The Atlantic Daily: Donald Trump and Muslims, San Bernardino and Radicalization, Paris Climate Talks
The presidential candidate drew criticism for his latest policy proposal, investigators continued to probe the motives behind the mass shooting, nations considered a resolution on carbon emissions, and more.
What We’re Following: Remarks by the Republican Presidential Frontrunner
Last night, Donald Trump demanded a ban on all Muslim immigration into the United States. Today, the backlash came, and from all over: the British and French prime ministers, Paul Ryan, Dick Cheney, and even J.K. Rowling all slammed the real estate mogul for his policy proposal. But Trump had his supporters, too, which points to a divide within the GOP: There’s the wing that adheres to set ideas about limited government, strong national defense, and traditional family values, and then there’s the wing that depends on a raw appeal to emotion.
The Motives Behind the California Shooting: Investigators say the husband and wife who killed 14 people and wounded 21 others in a shooting rampage last week had been “radicalized” for “quite some time.” But the process by which a person grows radical involves a complex mix of variables, and the “how” and “why” of the killers’ reasoning remains murky.
Week Two: It’s the second week of climate talks in the French capital, and negotiators are working on a 48-page draft resolution they prepared during week one. One big question: Should the world’s nations attempt to limit climatic warming to 1.5 degrees Celsius, instead of the previously agreed-upon 2 degrees? The U.S. and China have both signaled tentative support for 1.5, while Saudi Arabia and India oppose it.
As the holiday season ramps up, your stress level might be rising accordingly. Maybe you’ve got a pretty good idea of what to get the friends, family members, and colleagues on your gift list—except for that one person. Let us give you a hand.
In a different take on the traditional gift guide, Atlantic editors will brainstorm the perfect gifts for a few readers to get the tricky recipients on their lists. Just fill out this form to give us a little background, and we’ll pick the ones we think we can help you out with.
Erin Johnson, the head elf at Bloomingdale’s: “You have to talk to the kids in an elf way, and talk to the parents in a not-elf way.”
Yuni Chang, a college student, on the role of Asian Americans in campus protests: “It’s hard to realize that you can be both an oppressor and an oppressed person.”
Benjamin Abella, who studies emergency medicine, on his students: “The more they see of my life, they say, ‘We don’t want to do what you do.’”
The shelter, a converted schoolhouse called Sarah’s Hope, is situated in a rough part of Baltimore, just a few blocks from where the Freddie Gray riots raged. But it’s spotless, safe, and well-run—a far better hand than many other homeless families are dealt.
If it was just her, Cierra would have braved the streets. But the shelter is best for the children.

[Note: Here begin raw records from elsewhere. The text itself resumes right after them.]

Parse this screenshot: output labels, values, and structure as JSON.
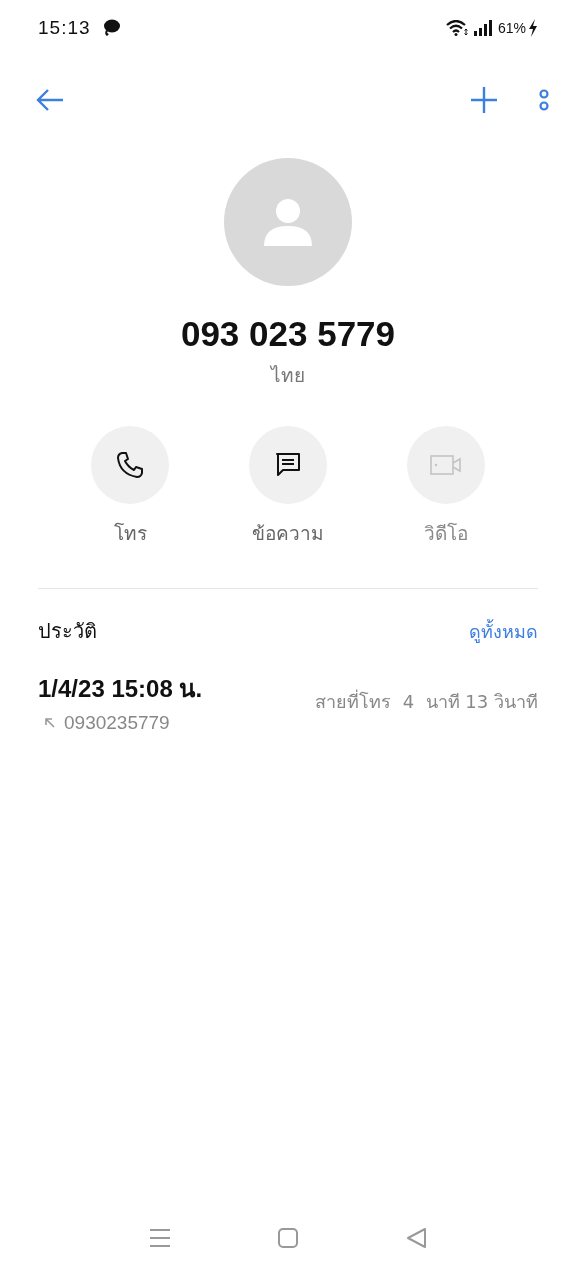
{
  "status_bar": {
    "time": "15:13",
    "battery": "61%"
  },
  "contact": {
    "name": "093 023 5779",
    "location": "ไทย"
  },
  "actions": [
    {
      "kind": "call",
      "label": "โทร",
      "disabled": false
    },
    {
      "kind": "message",
      "label": "ข้อความ",
      "disabled": false
    },
    {
      "kind": "video",
      "label": "วิดีโอ",
      "disabled": true
    }
  ],
  "history": {
    "title": "ประวัติ",
    "view_all": "ดูทั้งหมด",
    "entries": [
      {
        "datetime": "1/4/23 15:08 น.",
        "number": "0930235779",
        "kind": "outgoing",
        "duration": "สายที่โทร  4  นาที 13 วินาที"
      }
    ]
  }
}
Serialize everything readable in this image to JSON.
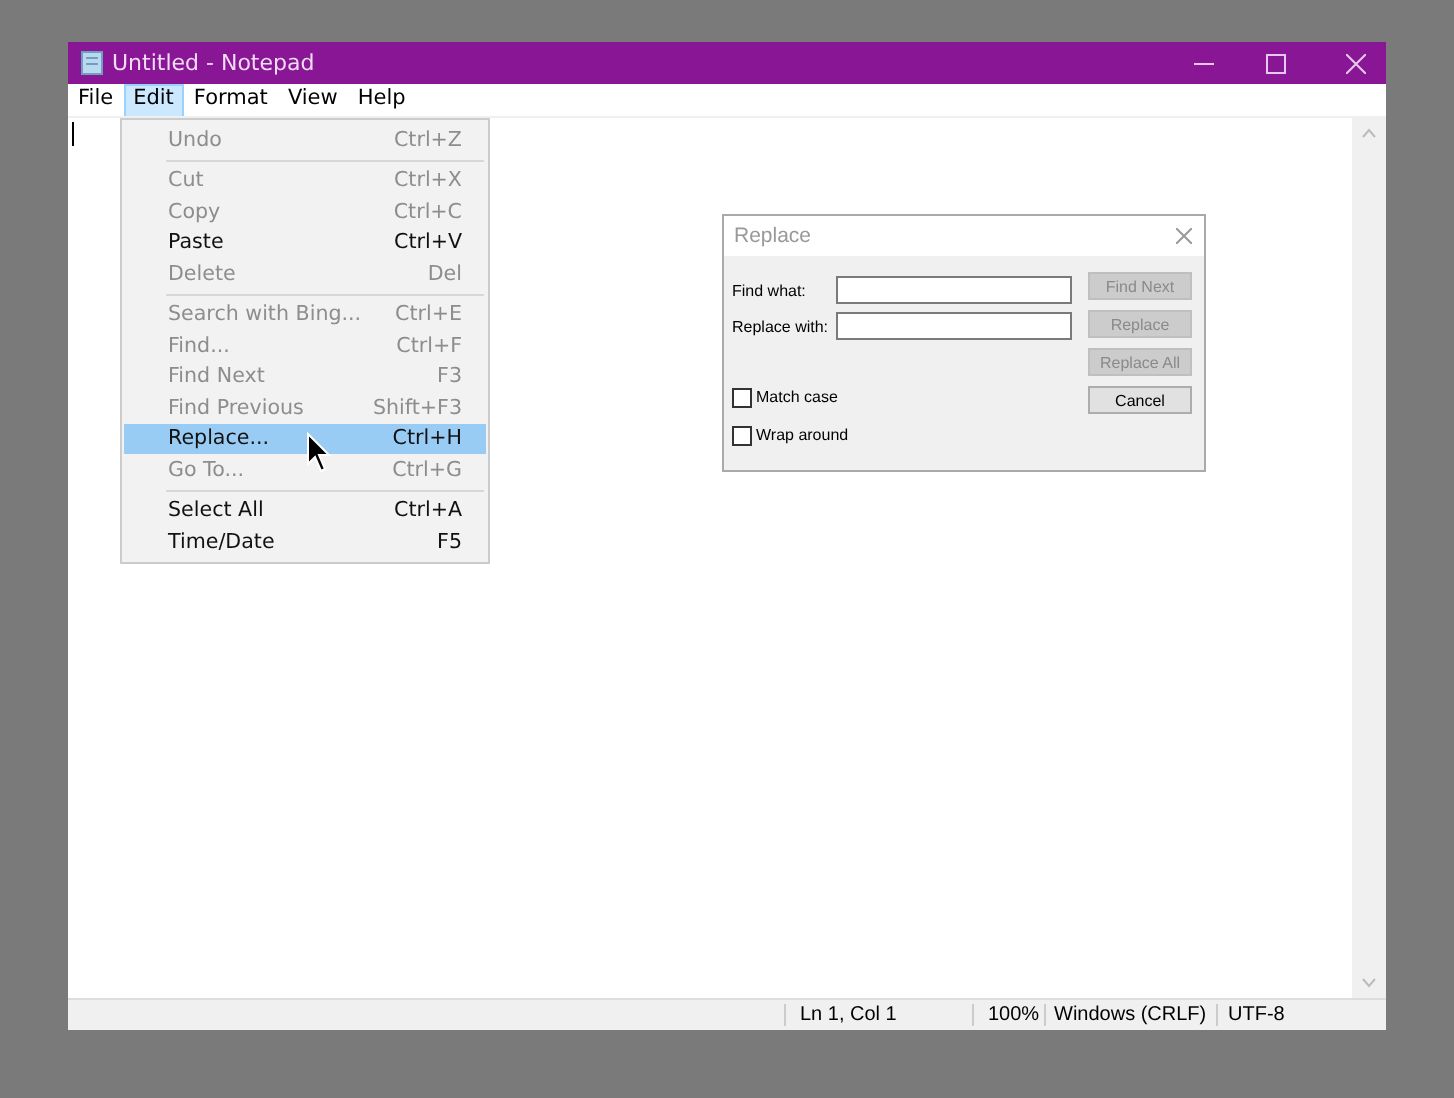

Still, it’s depressing. She has nothing. Other shelter residents gather on the porch to eat fast food, one of the few treats they can afford.
“Mommy, I want an ice cream,” her oldest daughter, Ma’lia, would say.
“I can't give it to you,” Cierra would respond.
It makes a person “look like a bad parent when your child is sitting there asking for food,” she says. And Cierra does not want to be a bad parent.
1. Some space scientists want to abandon the term __________ to describe a spacecraft driven by a human.
A reader suggests a possible cost of America’s drone-strike policy:
It is the policy of the United States that it may kill anyone it wants in certain areas of the Middle East; the executive branch decides and kills. … As a result, everyone in the affected areas of the Middle East has for a long time lived in peril of a sudden deadly attack by the United States. … Given that the people subject to U.S. violence will retaliate “by such means as are available,” what are we in for? It appears that their capabilities are limited, for now, to relatively small-scale random killings by suicidal attackers such as those in San Bernardino. U.S. authorities can prevent some of these attacks, but not all. At least so long as the U.S. pursues the discretionary killing policy described above, every American must bear the risk of being killed or maimed in the occasional retaliatory San Bernardino. …
Americans have persuaded themselves that their country can wage war on foreigners at no personal cost to them, but only because they refuse to see the connection between such wars and the desire of those subject to them to retaliate. They are persuaded by propagandists such as Fox News that what is really retaliation occurs because attackers “hate us for our freedoms.” We in fact are the front-line soldiers in the drone war.